Web page and app entries:
○ ○ ○ ○

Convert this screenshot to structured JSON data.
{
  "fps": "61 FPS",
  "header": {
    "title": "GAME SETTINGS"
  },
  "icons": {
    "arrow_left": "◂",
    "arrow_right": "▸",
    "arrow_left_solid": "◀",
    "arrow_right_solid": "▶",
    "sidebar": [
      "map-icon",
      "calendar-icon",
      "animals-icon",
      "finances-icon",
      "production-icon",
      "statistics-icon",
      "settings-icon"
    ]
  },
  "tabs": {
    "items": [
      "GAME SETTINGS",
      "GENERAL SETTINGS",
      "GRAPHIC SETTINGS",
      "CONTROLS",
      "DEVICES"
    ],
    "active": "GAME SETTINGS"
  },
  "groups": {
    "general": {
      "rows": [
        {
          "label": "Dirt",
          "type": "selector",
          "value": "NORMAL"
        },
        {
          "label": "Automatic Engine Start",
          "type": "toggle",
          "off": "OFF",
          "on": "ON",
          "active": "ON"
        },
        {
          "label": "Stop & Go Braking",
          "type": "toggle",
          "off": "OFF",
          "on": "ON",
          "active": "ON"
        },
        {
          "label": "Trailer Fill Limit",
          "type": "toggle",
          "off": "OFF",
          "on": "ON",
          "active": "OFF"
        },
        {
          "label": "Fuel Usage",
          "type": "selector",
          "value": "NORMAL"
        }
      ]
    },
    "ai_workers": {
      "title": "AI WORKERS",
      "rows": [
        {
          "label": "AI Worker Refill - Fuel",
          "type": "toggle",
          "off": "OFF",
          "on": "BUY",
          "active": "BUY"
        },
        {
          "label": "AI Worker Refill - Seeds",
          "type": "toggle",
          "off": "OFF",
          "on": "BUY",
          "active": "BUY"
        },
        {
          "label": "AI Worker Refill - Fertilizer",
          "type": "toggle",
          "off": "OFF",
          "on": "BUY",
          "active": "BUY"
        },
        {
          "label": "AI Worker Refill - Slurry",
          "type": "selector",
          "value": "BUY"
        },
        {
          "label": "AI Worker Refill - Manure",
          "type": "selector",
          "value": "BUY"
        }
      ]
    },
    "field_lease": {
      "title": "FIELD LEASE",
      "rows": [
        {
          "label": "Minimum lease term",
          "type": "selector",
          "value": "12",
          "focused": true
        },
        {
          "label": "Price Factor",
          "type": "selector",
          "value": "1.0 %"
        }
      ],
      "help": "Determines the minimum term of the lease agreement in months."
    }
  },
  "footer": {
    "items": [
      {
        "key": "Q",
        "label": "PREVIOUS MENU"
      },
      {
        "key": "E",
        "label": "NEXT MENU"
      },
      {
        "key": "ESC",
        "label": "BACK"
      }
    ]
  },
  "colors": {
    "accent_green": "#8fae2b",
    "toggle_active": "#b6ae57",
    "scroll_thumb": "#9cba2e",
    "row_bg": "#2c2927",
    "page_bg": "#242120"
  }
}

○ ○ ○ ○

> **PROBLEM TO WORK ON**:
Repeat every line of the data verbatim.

> **EXERCISE RESULT**:
Convert this screenshot to structured JSON data.
{
  "fps": "61 FPS",
  "header": {
    "title": "GAME SETTINGS"
  },
  "icons": {
    "arrow_left": "◂",
    "arrow_right": "▸",
    "arrow_left_solid": "◀",
    "arrow_right_solid": "▶",
    "sidebar": [
      "map-icon",
      "calendar-icon",
      "animals-icon",
      "finances-icon",
      "production-icon",
      "statistics-icon",
      "settings-icon"
    ]
  },
  "tabs": {
    "items": [
      "GAME SETTINGS",
      "GENERAL SETTINGS",
      "GRAPHIC SETTINGS",
      "CONTROLS",
      "DEVICES"
    ],
    "active": "GAME SETTINGS"
  },
  "groups": {
    "general": {
      "rows": [
        {
          "label": "Dirt",
          "type": "selector",
          "value": "NORMAL"
        },
        {
          "label": "Automatic Engine Start",
          "type": "toggle",
          "off": "OFF",
          "on": "ON",
          "active": "ON"
        },
        {
          "label": "Stop & Go Braking",
          "type": "toggle",
          "off": "OFF",
          "on": "ON",
          "active": "ON"
        },
        {
          "label": "Trailer Fill Limit",
          "type": "toggle",
          "off": "OFF",
          "on": "ON",
          "active": "OFF"
        },
        {
          "label": "Fuel Usage",
          "type": "selector",
          "value": "NORMAL"
        }
      ]
    },
    "ai_workers": {
      "title": "AI WORKERS",
      "rows": [
        {
          "label": "AI Worker Refill - Fuel",
          "type": "toggle",
          "off": "OFF",
          "on": "BUY",
          "active": "BUY"
        },
        {
          "label": "AI Worker Refill - Seeds",
          "type": "toggle",
          "off": "OFF",
          "on": "BUY",
          "active": "BUY"
        },
        {
          "label": "AI Worker Refill - Fertilizer",
          "type": "toggle",
          "off": "OFF",
          "on": "BUY",
          "active": "BUY"
        },
        {
          "label": "AI Worker Refill - Slurry",
          "type": "selector",
          "value": "BUY"
        },
        {
          "label": "AI Worker Refill - Manure",
          "type": "selector",
          "value": "BUY"
        }
      ]
    },
    "field_lease": {
      "title": "FIELD LEASE",
      "rows": [
        {
          "label": "Minimum lease term",
          "type": "selector",
          "value": "12",
          "focused": true
        },
        {
          "label": "Price Factor",
          "type": "selector",
          "value": "1.0 %"
        }
      ],
      "help": "Determines the minimum term of the lease agreement in months."
    }
  },
  "footer": {
    "items": [
      {
        "key": "Q",
        "label": "PREVIOUS MENU"
      },
      {
        "key": "E",
        "label": "NEXT MENU"
      },
      {
        "key": "ESC",
        "label": "BACK"
      }
    ]
  },
  "colors": {
    "accent_green": "#8fae2b",
    "toggle_active": "#b6ae57",
    "scroll_thumb": "#9cba2e",
    "row_bg": "#2c2927",
    "page_bg": "#242120"
  }
}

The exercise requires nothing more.